* **WORK REQUIRED**
In how many lines of the records does "presenter" appear? Answer with one number.
==== INPUT DATA
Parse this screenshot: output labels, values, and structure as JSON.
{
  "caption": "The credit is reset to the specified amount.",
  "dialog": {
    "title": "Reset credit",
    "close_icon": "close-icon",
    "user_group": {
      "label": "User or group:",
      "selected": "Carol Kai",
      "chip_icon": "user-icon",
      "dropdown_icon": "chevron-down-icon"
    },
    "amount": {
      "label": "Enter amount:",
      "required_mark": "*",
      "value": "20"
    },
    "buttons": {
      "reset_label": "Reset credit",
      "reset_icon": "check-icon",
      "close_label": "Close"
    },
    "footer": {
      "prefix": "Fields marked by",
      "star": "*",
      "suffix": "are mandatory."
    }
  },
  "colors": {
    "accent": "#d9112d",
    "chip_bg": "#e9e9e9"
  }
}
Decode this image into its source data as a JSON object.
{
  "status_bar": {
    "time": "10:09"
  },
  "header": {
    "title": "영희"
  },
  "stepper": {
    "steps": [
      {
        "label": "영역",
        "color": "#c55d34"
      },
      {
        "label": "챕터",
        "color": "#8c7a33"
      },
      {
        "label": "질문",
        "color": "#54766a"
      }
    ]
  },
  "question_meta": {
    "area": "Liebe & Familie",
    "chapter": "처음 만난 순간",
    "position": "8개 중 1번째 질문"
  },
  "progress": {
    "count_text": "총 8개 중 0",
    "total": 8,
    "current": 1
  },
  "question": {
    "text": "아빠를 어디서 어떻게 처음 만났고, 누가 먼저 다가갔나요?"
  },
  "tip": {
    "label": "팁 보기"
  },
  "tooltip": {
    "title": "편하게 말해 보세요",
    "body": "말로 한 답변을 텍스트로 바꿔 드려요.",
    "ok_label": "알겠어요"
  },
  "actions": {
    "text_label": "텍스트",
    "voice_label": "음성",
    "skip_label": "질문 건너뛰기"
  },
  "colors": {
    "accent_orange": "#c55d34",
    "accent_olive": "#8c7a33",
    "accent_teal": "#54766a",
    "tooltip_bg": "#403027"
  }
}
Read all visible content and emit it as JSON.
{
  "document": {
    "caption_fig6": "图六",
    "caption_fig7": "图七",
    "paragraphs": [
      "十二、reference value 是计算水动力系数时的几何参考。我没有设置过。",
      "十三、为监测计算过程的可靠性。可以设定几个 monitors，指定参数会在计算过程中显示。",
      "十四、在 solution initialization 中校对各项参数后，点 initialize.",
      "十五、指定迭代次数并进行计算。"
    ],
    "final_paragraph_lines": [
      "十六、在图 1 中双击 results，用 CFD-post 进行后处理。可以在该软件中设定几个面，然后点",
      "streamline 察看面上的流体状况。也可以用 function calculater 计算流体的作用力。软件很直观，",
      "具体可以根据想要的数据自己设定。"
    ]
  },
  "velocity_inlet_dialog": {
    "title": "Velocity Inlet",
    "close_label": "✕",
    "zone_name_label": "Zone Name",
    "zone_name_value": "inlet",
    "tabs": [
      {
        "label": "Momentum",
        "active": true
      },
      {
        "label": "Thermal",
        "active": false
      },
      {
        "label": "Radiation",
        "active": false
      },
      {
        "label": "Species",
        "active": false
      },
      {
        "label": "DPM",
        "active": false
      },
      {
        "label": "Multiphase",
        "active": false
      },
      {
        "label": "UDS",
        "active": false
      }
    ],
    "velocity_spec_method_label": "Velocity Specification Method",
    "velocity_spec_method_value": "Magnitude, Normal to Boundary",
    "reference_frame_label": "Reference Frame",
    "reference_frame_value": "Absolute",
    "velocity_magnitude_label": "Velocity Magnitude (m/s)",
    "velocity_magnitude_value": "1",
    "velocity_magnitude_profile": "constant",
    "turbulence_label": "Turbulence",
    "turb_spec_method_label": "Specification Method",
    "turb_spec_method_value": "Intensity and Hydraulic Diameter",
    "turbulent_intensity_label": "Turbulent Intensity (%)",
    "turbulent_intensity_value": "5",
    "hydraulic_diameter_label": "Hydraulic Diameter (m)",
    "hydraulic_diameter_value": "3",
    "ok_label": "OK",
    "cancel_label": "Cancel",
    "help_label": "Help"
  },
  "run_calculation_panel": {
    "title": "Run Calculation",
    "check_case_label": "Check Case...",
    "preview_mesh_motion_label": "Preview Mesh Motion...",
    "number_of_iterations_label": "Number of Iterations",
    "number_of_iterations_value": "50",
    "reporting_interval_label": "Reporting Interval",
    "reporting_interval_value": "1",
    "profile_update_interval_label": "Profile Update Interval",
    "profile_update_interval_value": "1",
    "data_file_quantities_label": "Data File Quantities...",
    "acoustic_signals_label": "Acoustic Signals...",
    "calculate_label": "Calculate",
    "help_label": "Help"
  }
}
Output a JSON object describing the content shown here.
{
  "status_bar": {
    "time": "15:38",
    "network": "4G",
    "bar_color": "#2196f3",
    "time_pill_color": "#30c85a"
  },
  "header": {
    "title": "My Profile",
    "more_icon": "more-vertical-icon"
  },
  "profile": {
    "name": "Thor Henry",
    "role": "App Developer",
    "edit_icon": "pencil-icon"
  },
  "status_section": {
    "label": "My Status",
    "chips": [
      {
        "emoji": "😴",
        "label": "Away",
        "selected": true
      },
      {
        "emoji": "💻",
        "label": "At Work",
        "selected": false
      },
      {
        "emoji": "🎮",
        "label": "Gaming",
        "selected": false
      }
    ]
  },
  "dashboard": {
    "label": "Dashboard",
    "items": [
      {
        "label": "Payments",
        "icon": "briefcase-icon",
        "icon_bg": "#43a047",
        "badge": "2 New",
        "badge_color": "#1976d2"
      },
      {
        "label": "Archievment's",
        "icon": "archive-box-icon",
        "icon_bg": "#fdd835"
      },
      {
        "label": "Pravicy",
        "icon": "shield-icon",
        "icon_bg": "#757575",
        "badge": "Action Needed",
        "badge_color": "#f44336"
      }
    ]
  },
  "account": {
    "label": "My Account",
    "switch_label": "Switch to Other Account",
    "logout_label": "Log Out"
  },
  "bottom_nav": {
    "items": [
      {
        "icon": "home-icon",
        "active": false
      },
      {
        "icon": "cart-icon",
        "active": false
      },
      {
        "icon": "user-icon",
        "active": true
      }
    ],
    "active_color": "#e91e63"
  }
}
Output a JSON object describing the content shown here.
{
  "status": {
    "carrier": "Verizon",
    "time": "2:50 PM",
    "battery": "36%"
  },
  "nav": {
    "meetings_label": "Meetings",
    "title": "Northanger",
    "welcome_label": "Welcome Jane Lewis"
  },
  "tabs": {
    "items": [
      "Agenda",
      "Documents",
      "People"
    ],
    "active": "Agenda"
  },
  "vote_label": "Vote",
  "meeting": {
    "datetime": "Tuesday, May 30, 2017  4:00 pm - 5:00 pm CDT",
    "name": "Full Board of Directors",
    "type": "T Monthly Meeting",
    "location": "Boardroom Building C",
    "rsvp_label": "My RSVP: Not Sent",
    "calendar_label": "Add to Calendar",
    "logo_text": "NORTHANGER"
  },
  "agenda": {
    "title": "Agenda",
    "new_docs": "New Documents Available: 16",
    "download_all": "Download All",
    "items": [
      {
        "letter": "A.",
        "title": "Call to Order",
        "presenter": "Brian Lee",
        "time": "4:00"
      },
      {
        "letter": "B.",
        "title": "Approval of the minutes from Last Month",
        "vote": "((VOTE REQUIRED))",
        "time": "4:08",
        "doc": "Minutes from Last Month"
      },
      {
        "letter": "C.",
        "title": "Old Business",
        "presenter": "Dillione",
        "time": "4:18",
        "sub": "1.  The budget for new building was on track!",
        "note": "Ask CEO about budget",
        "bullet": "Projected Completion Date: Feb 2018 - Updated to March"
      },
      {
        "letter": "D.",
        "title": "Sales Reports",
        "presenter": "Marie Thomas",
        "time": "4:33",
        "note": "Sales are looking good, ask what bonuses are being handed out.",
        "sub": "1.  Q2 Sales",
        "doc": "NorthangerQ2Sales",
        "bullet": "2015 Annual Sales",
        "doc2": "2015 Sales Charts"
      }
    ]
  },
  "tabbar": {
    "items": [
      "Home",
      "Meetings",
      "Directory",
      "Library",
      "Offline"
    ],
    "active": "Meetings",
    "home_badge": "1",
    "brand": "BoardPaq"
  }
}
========
* **EXERCISE RESULT**
3